▶ Task directions
Your task is to reproduce exactly the lines from the line with "Decode this image" through the end of the records below.
*** Begin section ***
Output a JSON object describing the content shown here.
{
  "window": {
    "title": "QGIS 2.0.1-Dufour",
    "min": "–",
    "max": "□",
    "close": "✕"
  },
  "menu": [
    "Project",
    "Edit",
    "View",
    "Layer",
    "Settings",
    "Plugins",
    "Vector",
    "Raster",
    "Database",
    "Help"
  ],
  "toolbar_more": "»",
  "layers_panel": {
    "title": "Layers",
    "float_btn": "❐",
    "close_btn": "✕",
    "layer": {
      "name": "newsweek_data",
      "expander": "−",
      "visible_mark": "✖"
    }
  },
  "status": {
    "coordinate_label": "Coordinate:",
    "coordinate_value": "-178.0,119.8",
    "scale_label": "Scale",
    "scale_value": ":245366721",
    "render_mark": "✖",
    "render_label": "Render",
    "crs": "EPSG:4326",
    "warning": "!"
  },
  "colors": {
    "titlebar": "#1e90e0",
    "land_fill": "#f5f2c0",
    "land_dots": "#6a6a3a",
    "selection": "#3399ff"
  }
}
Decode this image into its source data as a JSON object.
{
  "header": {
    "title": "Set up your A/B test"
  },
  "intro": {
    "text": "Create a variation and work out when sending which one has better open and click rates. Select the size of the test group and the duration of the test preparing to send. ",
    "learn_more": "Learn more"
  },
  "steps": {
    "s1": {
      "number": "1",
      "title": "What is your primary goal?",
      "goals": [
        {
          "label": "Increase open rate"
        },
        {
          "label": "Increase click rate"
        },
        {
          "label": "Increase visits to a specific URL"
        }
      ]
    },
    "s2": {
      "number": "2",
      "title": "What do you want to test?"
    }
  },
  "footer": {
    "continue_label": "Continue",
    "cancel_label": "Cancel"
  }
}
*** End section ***
▶ Task solution
Decode this image into its source data as a JSON object.
{
  "header": {
    "title": "Set up your A/B test"
  },
  "intro": {
    "text": "Create a variation and work out when sending which one has better open and click rates. Select the size of the test group and the duration of the test preparing to send. ",
    "learn_more": "Learn more"
  },
  "steps": {
    "s1": {
      "number": "1",
      "title": "What is your primary goal?",
      "goals": [
        {
          "label": "Increase open rate"
        },
        {
          "label": "Increase click rate"
        },
        {
          "label": "Increase visits to a specific URL"
        }
      ]
    },
    "s2": {
      "number": "2",
      "title": "What do you want to test?"
    }
  },
  "footer": {
    "continue_label": "Continue",
    "cancel_label": "Cancel"
  }
}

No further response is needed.